Elisabeth de Mariaffi_HowTOGetAlongWithWomen

Interviewed by Christopher Evans
Author photograph: Ayelet Tsabari

Elisabeth de Mariaffi’s debut story collection, How to Get Along with Women (http://invisiblepublishing.com/?p=30 ), was longlisted for the Scotiabank Giller Prize and shortlisted for the ReLit Award in 2013. Her work has won the Lawrence Jackson Writers’ Award , appearing in the New Quarterly, The Fiddlehead, This Magazine, Prairie Fire and more, and she was one of the masterminds behind the unique Toronto Poetry Vendors project (http://torontopoetryvendors.wordpress.com/). A graduate of Guelph University’s Creative Writing MFA program, de Mariaffi has recently moved from her hometown of Toronto to St. John’s, where she lives with her husband, the writer George Murray (http://georgemurray.wordpress.com/), their combined bevy of children, and one noisy dog. De Mariaffi’s first novel, The Devil You Know (http://www.harpercollins.ca/books/Devil-You-Know-Elisabeth-De-Mariaffi/?isbn=9781443434744), is a literary thriller set in 90s Toronto and will be available in January 2015.

I was fortunate enough to meet Elisabeth when she visited UBC earlier this year and read How to Get Along with Women shortly thereafter. It’s an incredible collection—sharp, intimate, and wry. I reached her through email at her home in St John’s.

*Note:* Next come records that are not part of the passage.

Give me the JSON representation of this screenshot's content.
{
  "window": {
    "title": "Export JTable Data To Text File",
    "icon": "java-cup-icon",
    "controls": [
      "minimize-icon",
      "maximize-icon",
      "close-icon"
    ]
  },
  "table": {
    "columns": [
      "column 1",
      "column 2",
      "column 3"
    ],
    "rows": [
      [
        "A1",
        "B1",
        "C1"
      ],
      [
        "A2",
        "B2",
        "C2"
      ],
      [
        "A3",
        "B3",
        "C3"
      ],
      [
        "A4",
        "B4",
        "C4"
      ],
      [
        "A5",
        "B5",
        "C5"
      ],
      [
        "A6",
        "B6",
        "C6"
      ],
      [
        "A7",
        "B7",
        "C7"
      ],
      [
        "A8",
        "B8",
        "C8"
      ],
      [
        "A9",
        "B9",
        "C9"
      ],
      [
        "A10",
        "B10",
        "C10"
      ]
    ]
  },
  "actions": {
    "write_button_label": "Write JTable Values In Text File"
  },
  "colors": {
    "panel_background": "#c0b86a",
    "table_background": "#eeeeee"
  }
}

Let’s start with something easy: what is your current day job? Besides financial stability, how have your day jobs affected your written work?

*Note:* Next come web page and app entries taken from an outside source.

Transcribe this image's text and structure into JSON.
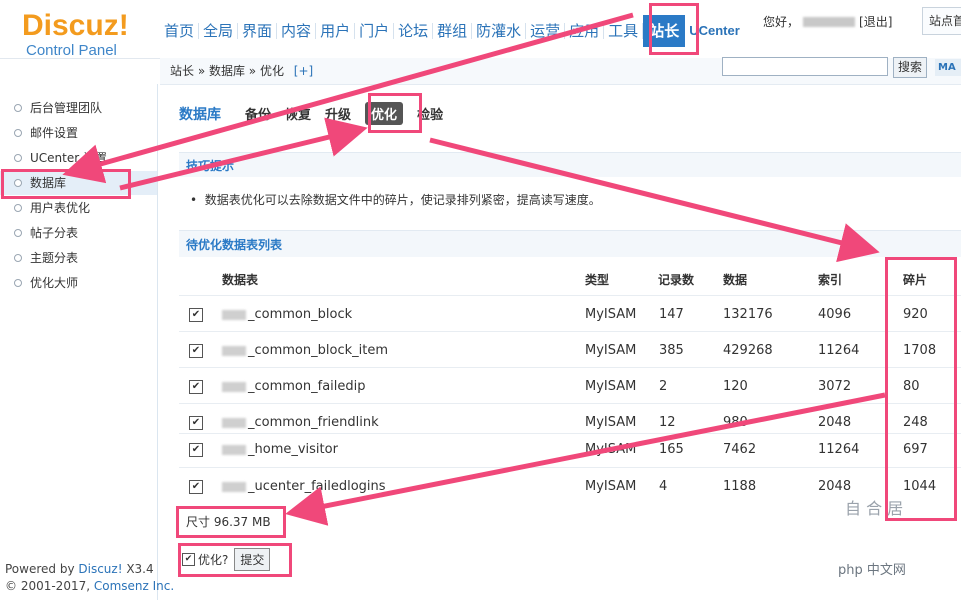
{
  "header": {
    "logo_main": "Discuz!",
    "logo_sub": "Control Panel",
    "nav": [
      "首页",
      "全局",
      "界面",
      "内容",
      "用户",
      "门户",
      "论坛",
      "群组",
      "防灌水",
      "运营",
      "应用",
      "工具"
    ],
    "nav_active": "站长",
    "nav_uc": "UCenter",
    "greeting": "您好，",
    "logout": "[退出]",
    "site_home": "站点首"
  },
  "breadcrumb": {
    "text": "站长 » 数据库 » 优化",
    "add": "[+]"
  },
  "search": {
    "button": "搜索",
    "map_label": "MA"
  },
  "sidebar": {
    "items": [
      "后台管理团队",
      "邮件设置",
      "UCenter 设置",
      "数据库",
      "用户表优化",
      "帖子分表",
      "主题分表",
      "优化大师"
    ]
  },
  "footer": {
    "powered": "Powered by ",
    "brand": "Discuz!",
    "version": " X3.4",
    "copyright": "© 2001-2017, ",
    "company": "Comsenz Inc."
  },
  "subnav": {
    "title": "数据库",
    "tabs": [
      "备份",
      "恢复",
      "升级",
      "优化",
      "检验"
    ]
  },
  "tips": {
    "header": "技巧提示",
    "text": "数据表优化可以去除数据文件中的碎片，使记录排列紧密，提高读写速度。"
  },
  "table": {
    "header": "待优化数据表列表",
    "columns": [
      "数据表",
      "类型",
      "记录数",
      "数据",
      "索引",
      "碎片"
    ],
    "rows": [
      {
        "name": "_common_block",
        "type": "MyISAM",
        "records": "147",
        "data": "132176",
        "index": "4096",
        "frag": "920"
      },
      {
        "name": "_common_block_item",
        "type": "MyISAM",
        "records": "385",
        "data": "429268",
        "index": "11264",
        "frag": "1708"
      },
      {
        "name": "_common_failedip",
        "type": "MyISAM",
        "records": "2",
        "data": "120",
        "index": "3072",
        "frag": "80"
      },
      {
        "name": "_common_friendlink",
        "type": "MyISAM",
        "records": "12",
        "data": "980",
        "index": "2048",
        "frag": "248"
      },
      {
        "name": "_home_visitor",
        "type": "MyISAM",
        "records": "165",
        "data": "7462",
        "index": "11264",
        "frag": "697"
      },
      {
        "name": "_ucenter_failedlogins",
        "type": "MyISAM",
        "records": "4",
        "data": "1188",
        "index": "2048",
        "frag": "1044"
      }
    ]
  },
  "size_text": "尺寸 96.37 MB",
  "optimize": {
    "label": "优化?",
    "submit": "提交"
  },
  "watermark": {
    "chars": "自 合 居",
    "site": "php 中文网"
  },
  "colors": {
    "highlight": "#f0487a",
    "nav_active": "#2b7ac6",
    "logo": "#f39b1e"
  }
}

Right now I’m the marketing coordinator at Breakwater Books, an indie publishing house here in St. John’s. I’ve been at it since 2012, and for the first two years it was a full-time gig—now we’ve split it into a job-share, where I handle mainly publicity (rather than sales) and only work two and a half days a week. The thing about day jobs, at least for me, is that they are really mainly about financial stability and if I stop and think about it too much, the effect on my writing feels mostly like, “I get to write less,” and that’s a bit depressing and counter-productive.

Having said that, there are real pros to day jobs, beyond finances. I once spent a year working as flight crew. I was a purser on Porter Air, which means I’m the flight attendant who stands up front and tells you what to do and is basically in charge of the cabin. Ninety-five percent of the training for that job is emergency evacuation scenarios and drills, which is stellar if you have a loopy imagination. You travel all the time, you’re constantly out of your element, which I think is good for the interior life of the writer. And mid-flight, you’ve got a ton of time to stare out the window at the clouds—also good. But did I use all that time in strange hotel rooms to write? I did not. I was very tired from flying and I just wanted to go have a beer.

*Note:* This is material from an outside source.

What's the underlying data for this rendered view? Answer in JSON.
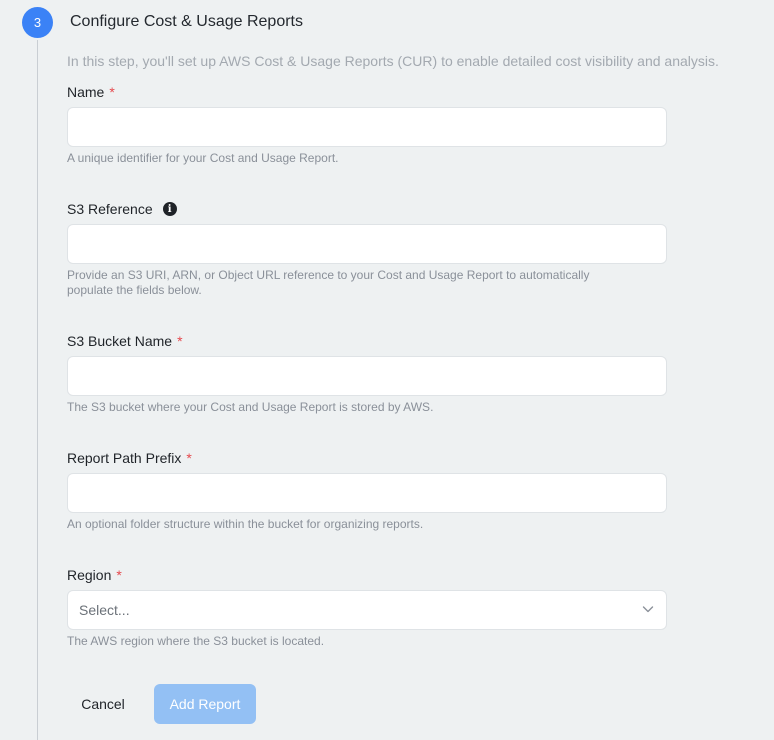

Working in book marketing, you get to have relationships with festival directors and booksellers and reading series coordinators, and then they know your name, which is handy. And I do think that working a full-time job, you learn to value your writing time and, moreover, your ambition. I’ve become very efficient at both my day job and my writing over the years, in order to live up to my own expectations. [Read more…]

Richard Dansky

Dansky Dinosaur PicInterviewed by Kimberley Ann Sparks

Writer, game designer and cad, Richard Dansky was named one of the Top 20 videogame writers in the world in 2009 by Gamasutra. His work includes bestselling games such as TOM CLANCY’S SPLINTER CELL: CONVICTION, FAR CRY, TOM CLANCY’S RAINBOW SIX: 3, OUTLAND, and SPLINTER CELL: BLACKLIST. His writing has appeared in magazines ranging from The Escapist to Lovecraft Studies, as well as numerous anthologies. The author of the Wellman award-nominated VAPORWARE, he was a major contributor to White Wolf’s World of Darkness setting with credits on over a hundred RPG supplements. Richard lives in North Carolina with his wife, statistician Melinda Thielbar, and their amorphously large collections of books and single malt whiskeys.

I know Richard through the IGDA (International Game Developers Association) Writers Special Interest Group forum, and we first met at the Game Developers Conference. This is a hybrid phone/e-mail interview. It started on the phone, but my recording device broke and I couldn’t record it, so I thought I’d type as we spoke, but that didn’t work out so well. Richard was kind enough to fill in the gaps via e-mail. He’s a swell guy and an awesome writer, whose work I’ve admired for a good long time.

Can you describe what a video game writer does?

What I do is I work on the narrative elements of the game. In a real sense, I create game assets that are made of words. I’ll work on story, developing characters, world-building. I’ll write dialogue and in-game artifacts, such as journal entries, files, radio transmissions, etc. I also write text in menus that aren’t related to story at all for UI (user interface) elements, or I’ll be asked to help name achievements. Whatever’s called for, really. [Read more…]